Where the string "JSON" shows up in a line of the records, copy that line.

Excerpts from an interface dataset:
>>>>

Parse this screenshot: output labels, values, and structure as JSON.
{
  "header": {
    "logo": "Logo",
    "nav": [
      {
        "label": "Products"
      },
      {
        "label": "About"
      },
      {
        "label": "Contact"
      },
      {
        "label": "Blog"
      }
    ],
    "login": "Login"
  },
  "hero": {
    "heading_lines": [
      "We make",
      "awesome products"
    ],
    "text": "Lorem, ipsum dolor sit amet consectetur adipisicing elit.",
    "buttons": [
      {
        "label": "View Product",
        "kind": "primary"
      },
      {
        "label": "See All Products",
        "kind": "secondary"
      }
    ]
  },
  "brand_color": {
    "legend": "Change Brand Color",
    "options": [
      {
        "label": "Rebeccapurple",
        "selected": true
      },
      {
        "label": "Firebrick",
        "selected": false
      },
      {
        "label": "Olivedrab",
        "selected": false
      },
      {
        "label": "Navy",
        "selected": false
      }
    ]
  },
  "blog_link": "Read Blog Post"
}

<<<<
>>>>

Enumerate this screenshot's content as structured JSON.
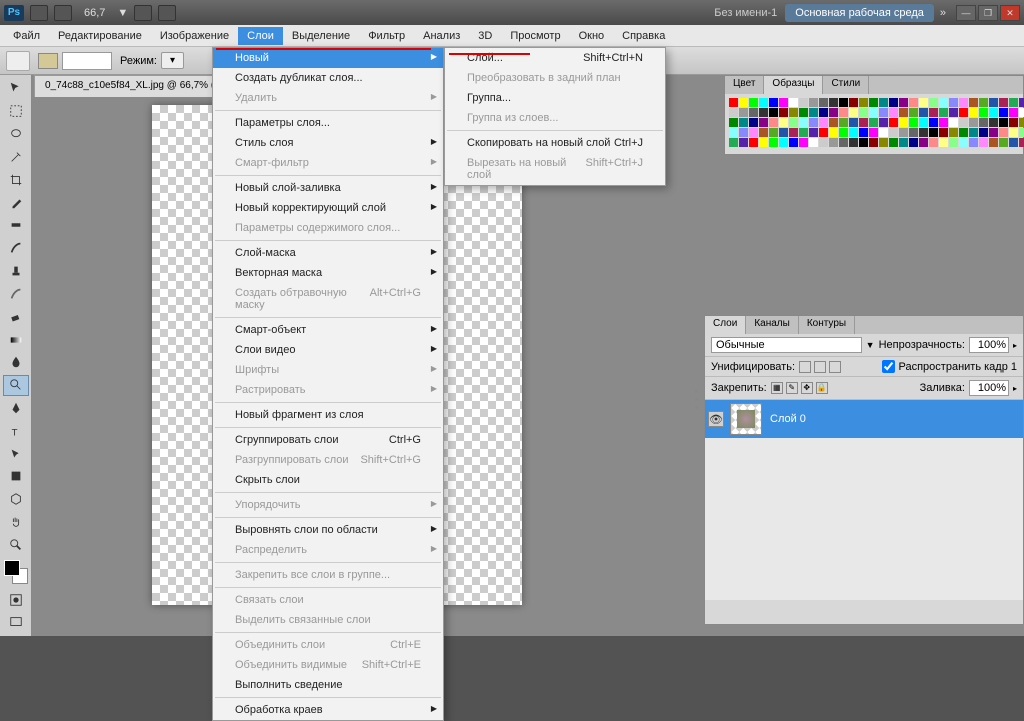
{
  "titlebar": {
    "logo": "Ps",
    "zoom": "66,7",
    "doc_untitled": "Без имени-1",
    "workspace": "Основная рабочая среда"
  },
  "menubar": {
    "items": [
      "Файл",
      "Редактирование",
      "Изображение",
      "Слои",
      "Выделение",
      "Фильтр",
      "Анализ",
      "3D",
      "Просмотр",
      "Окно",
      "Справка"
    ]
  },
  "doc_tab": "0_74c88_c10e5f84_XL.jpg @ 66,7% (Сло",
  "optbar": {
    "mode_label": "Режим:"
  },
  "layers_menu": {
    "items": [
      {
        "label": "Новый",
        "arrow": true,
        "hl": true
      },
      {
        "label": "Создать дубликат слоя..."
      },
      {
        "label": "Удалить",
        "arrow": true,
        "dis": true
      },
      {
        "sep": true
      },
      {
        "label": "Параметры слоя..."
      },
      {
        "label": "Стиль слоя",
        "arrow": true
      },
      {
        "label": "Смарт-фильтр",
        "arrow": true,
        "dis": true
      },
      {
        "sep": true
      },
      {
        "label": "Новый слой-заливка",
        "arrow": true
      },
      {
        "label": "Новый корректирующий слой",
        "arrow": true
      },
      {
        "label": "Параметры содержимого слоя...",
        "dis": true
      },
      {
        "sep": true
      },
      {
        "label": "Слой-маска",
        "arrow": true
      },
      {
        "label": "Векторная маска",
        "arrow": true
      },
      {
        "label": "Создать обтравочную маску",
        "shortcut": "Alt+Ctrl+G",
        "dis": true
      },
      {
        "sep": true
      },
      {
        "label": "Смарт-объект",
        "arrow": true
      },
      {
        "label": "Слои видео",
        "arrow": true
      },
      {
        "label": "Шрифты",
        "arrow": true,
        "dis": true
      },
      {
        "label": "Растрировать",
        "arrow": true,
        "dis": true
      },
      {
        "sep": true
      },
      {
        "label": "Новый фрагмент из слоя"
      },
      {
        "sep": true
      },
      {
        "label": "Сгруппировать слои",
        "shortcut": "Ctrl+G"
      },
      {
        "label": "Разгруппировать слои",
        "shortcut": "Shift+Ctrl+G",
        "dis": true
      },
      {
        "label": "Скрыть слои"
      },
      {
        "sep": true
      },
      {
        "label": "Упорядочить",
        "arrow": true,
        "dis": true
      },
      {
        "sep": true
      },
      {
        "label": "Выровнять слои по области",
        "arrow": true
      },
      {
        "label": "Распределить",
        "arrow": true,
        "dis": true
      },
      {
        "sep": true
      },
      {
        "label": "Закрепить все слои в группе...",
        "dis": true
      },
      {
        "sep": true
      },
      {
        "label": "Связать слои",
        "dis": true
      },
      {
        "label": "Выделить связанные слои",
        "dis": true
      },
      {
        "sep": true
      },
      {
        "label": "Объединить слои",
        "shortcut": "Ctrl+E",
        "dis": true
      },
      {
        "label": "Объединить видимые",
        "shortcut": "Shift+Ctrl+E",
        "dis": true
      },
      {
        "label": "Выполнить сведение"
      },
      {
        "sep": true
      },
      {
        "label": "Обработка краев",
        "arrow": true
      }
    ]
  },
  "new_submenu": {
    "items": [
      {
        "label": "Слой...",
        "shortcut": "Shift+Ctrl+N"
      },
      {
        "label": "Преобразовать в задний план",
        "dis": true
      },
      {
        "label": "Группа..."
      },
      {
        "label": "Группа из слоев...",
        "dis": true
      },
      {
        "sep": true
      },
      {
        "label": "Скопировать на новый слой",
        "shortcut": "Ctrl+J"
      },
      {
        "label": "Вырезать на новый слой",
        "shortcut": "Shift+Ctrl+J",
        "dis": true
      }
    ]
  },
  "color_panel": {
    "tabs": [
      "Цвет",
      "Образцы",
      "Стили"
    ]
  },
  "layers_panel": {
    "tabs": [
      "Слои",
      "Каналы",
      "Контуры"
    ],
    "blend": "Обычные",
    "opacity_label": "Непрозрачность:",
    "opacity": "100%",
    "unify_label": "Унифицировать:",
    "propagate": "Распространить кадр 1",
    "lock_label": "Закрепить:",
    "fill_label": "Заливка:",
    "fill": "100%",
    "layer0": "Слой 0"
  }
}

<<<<

ANSWER BELOW
Parse this screenshot: output labels, values, and structure as JSON.
Enumerate this screenshot's content as structured JSON.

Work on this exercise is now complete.